The film features Eswatini’s only environmental lawyer Thuli Makama, who was the director of the now defunct Yonge Nawe (SiSwati for “you too must conserve the environment”) an environmental organisation she founded in 1996 which championed environmental justice. Makama won the prestigious Goldman Environmental Prize in 2010 for her outstanding efforts in protecting the environment and the rights of poor communities residing near game parks.
In its 2014 publication the ‘MILESTONE’, Big Game Parks attempted to discredit Makama and other NGOs who have exposed the killing of suspected poachers with impunity.

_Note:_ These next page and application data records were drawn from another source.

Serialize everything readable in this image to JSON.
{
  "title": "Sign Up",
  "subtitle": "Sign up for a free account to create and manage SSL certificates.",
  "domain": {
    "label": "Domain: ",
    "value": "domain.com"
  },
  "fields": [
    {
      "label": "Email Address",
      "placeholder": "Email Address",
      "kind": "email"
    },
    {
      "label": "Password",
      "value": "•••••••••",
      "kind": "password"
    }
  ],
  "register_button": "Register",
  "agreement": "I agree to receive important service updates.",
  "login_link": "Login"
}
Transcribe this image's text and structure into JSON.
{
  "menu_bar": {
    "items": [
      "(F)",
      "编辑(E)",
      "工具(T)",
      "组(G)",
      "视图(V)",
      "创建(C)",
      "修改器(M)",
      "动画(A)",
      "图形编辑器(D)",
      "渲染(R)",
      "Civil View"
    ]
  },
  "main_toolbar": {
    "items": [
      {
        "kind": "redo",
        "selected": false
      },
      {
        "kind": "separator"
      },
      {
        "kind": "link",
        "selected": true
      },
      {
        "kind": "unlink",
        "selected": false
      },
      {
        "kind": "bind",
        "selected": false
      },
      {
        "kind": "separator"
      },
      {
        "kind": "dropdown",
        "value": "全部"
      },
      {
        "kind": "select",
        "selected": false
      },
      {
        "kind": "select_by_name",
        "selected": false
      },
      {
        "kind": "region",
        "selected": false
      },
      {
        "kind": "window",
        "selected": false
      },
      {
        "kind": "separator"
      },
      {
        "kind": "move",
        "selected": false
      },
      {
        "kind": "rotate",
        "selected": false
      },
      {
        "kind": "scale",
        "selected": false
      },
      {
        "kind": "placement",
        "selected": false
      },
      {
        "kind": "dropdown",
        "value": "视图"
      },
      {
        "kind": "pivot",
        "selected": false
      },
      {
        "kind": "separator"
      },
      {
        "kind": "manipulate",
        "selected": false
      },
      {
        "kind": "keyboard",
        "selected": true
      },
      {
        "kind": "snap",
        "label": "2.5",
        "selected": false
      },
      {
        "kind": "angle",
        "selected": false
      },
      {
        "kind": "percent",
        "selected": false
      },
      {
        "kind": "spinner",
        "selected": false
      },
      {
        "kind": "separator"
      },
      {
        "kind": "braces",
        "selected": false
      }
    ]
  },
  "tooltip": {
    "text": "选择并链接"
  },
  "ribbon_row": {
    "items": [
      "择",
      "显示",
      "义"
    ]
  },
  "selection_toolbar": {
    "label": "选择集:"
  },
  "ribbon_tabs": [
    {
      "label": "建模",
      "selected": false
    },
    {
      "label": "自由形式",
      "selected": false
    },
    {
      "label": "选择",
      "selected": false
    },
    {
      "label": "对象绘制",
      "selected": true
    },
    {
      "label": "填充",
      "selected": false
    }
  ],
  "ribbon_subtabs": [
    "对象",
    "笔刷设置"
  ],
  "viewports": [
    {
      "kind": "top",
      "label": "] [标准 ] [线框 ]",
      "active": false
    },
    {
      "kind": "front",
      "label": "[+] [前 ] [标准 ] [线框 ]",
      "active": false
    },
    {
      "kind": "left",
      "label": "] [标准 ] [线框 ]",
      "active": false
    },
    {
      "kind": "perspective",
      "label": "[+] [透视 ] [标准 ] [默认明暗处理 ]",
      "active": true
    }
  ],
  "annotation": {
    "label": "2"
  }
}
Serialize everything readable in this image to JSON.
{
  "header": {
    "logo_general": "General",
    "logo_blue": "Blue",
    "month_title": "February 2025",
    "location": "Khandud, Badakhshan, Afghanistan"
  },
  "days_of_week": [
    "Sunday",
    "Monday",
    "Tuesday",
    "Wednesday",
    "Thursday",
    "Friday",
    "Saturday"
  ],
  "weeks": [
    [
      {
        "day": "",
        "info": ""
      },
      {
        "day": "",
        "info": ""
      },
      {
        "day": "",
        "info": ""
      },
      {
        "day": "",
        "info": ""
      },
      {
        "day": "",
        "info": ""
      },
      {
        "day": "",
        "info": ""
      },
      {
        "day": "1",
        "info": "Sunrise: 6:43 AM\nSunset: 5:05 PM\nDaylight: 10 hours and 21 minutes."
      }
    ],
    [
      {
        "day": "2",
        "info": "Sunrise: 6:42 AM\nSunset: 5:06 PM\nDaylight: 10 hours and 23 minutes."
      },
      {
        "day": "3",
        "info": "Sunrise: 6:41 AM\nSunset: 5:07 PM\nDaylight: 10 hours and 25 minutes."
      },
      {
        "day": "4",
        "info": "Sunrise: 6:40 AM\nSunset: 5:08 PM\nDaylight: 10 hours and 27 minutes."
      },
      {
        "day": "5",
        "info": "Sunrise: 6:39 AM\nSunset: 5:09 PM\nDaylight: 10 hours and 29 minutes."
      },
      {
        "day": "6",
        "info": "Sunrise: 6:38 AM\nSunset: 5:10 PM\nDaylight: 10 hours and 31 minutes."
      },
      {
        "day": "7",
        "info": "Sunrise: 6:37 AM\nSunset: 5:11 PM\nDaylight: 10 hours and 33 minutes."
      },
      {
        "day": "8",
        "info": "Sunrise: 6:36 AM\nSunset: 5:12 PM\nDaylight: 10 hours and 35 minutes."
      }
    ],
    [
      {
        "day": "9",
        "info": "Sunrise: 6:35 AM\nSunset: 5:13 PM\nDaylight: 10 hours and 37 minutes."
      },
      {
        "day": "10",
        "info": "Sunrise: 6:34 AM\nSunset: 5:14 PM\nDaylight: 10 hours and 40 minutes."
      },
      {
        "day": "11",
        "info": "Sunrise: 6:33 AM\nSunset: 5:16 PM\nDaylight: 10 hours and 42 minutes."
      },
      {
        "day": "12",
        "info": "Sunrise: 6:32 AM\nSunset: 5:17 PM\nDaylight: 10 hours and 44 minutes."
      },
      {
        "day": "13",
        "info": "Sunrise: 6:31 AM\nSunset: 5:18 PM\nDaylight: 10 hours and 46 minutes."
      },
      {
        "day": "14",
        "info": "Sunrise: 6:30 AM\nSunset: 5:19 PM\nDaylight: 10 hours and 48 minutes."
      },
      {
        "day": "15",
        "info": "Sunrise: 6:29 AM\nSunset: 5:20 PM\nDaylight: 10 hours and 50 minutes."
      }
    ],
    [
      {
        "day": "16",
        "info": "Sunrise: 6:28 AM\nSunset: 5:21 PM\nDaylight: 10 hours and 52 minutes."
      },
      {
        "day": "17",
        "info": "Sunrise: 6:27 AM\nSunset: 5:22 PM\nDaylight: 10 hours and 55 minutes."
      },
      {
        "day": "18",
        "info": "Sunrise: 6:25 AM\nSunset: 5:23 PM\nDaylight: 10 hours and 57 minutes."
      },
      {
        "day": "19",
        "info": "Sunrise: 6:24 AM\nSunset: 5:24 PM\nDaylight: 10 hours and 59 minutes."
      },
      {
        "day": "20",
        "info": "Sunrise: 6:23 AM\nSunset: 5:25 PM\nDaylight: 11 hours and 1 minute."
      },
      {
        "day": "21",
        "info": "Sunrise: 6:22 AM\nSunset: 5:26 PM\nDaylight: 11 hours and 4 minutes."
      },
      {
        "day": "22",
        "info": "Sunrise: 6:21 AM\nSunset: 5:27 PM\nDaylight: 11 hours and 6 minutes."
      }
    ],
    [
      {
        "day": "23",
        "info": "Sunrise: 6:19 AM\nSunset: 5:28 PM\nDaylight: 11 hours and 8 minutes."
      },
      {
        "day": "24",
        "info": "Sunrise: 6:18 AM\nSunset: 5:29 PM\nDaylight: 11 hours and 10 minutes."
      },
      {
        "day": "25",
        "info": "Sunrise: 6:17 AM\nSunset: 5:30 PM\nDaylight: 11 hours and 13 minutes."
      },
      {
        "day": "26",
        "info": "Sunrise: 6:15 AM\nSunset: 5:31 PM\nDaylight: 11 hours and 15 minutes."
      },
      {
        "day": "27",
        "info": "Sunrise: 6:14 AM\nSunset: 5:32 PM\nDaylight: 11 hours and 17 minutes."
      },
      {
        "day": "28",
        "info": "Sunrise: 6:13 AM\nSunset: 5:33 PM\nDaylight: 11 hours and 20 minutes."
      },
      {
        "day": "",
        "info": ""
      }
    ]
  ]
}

“There is now a rapidly growing body of NGOs mushrooming up around the global rhino crisis, which provides a fertile fundraising opportunity. The plight of the rhino is a highly emotive topic and the campaigns of many of these NGOs are laced with emotion and sentiment, which successfully attracts the sympathy and support of good hearted people, who have no idea exactly where their money will land up. These NGOs (280 in RSA alone) are all dependent on donor funding and all competing for the same pots of money. Each of them must finance its own administration with salaries, vehicles and lifestyles and there is also the reality of extravagant global travel and accommodation to international workshops and seminars etc. all over the world,” reads the booklet.
Big Games Parks has objected to suggestions that the administration of the Game Act should be transferred from the King’s office to the government. Big Game Parks calls such attempts subversive.
“Over the past decade, a number of attempts have been made within Government to have responsibility for the administration of the Game Act and CITES removed from the King’s Office, where it currently is, and returned to the Ministry of Tourism. These subversive efforts have created confusion and even caused embarrassment to the Kingdom of Swaziland among foreign Governments, aid agencies and in international conservation circles,” says Big Game Parks.
Reilly, the Big Game Parks chief executive, is adamant that there is no need to amend the Game Act. He said: “Please also consider whether detractors – of the Game Act and of Game Rangers – are not perhaps being deliberately mischievous when stating their case. We would also mention that fully armed game rangers have been killed while exercising restrain when attempting an arrest of poachers”.
Khulekani Nene is an OSF fellow at the University of Witwatersrand, Johannesburg
Source of pictures (Internet)